CIS Fund. Meridian removed the case to federal court, arguing
that the claim belonged in the bankruptcy. The bankruptcy
court disagreed, sending the tortious interference claim back
to state court. The district court affirmed.
dispute about jurisdiction turns on whether the tortious
interference claim belongs to Burton, in which case it should
be heard in state court, or to the debtor Buccaneer, in which
case bankruptcy court is the proper forum. Because the claim
seeks to recover for a direct injury to Burton, we agree with
the bankruptcy and district courts that he can pursue it in
was Buccaneer's CEO from the company's founding in
2006 until May 2014. Along with affiliated entities,
Buccaneer was an oil exploration and production company.
Although companies that hit gushers get the attention,
Buccaneer had the more common experience for oil and gas
ventures: it never struck it big.
Buccaneer's fortunes dwindled, Meridian Capital CIS Fund
became its most important secured creditor. By January 2014,
it held all of Buccaneer's senior debt, securing it with
a blanket lien over all Buccaneer's assets. The purchase
of senior debt rescued Buccaneer from immediate insolvency,
but it was only a temporary life raft-Buccaneer filed for
Chapter 11 in May.
before that bankruptcy filing, Buccaneer fired Burton. Burton
says the termination violated the terms of his contract and
triggered a penalty worth three years of his base salary. He
contends that Meridian was involved in Buccaneer's
decision. According to Burton, three of the four Buccaneer
board members, that is every board member other than Burton,
had close ties to Meridian-some were even appointed by it. In
emails, Meridian referred to intriguing assets Buccaneer
controlled, assets that could benefit Meridian if Buccaneer
was operated by a new CEO it controlled. Burton also alleges
that Meridian contacted the board and informed it that
Meridian would no longer invest or loan money to Buccaneer
unless Burton was fired.
filed a claim in the bankruptcy but later withdrew it.
Buccaneer and Meridian eventually reached a settlement in
which Buccaneer released Meridian from any potential claims
Buccaneer may have had for $10 million. That settlement was
incorporated into Buccaneer's bankruptcy plan.
then filed this suit against Meridian (and several affiliates
and individual advisors for the fund) in state court,
alleging tortious interference with contract as well as
tagalong claims of conspiracy and assisting. Meridian removed
the case to the bankruptcy court, arguing that the claims

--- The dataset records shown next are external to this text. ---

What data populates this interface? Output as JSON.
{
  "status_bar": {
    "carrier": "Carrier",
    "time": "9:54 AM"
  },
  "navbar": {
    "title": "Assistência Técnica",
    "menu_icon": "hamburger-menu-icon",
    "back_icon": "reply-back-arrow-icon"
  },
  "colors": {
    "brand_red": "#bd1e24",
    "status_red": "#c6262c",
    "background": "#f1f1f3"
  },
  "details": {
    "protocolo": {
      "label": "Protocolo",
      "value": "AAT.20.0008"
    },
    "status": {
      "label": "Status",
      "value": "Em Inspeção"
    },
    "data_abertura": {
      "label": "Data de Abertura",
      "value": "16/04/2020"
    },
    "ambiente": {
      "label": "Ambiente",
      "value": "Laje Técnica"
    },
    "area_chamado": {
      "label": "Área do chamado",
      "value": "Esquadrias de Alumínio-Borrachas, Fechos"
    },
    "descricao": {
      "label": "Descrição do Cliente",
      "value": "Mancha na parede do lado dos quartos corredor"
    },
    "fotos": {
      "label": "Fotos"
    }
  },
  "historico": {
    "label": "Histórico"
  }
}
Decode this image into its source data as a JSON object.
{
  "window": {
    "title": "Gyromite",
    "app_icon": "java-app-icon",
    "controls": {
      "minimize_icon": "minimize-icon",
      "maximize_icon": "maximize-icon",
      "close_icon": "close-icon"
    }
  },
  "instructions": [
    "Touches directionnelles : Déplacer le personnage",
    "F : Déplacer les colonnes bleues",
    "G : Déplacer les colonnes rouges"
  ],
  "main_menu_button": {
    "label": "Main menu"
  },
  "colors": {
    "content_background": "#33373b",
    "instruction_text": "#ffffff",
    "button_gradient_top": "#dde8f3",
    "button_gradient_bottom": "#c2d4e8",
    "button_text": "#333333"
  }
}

belonged to the debtor's estate and were thus released in
the Buccaneer-Meridian settlement. The bankruptcy court
mostly disagreed, concluding that the tortious interference
claim belonged to Burton and thus should be litigated in
state court. The district court later remanded all claims to
state court as the follow-on claims depended on the success
of the tortious interference claims. This appeal followed,
and the parties agree that the fate of all claims turns on
what we decide about the tortious interference claim.
the bankruptcy estate or a creditor can pursue a claim
against third parties is a recurring issue in bankruptcy law.
In re Seven Seas Petroleum, Inc., 522 F.3d 575 (5th
Cir. 2008), instructs us to focus on whether the creditor has
suffered a direct injury or one that is derivative of an
injury to the debtor. Id. at 584. If the
harm to the creditor comes about only because of harm to the
debtor, then its injury is derivative, and the claim is
property of the estate. Id.; see also 11
U.S.C. § 541(a)(1). In that situation, only the
bankruptcy trustee has standing to pursue the claim for the
estate so that all creditors will share in any recovery.
Seven Seas, 522 F.3d at 584.
direct-injury claims that belong to a particular creditor or
group of creditors, the simple case is when the claim does
not involve any harm to the debtor. These cannot be part of
the estate. Id. at 584 (quoting In re Educators
Grp. Health Trust, 25 F.3d 1281, 1284 (5th Cir. 1994)).
But even when the conduct harms the debtor, the creditor may
also have a claim if its asserted injury does not flow from
injury to the debtor. This means that the estate and a
creditor may have separate claims against a third party
arising out of the same events. Seven Seas, 522 F.3d
at 585, 590; Ed ...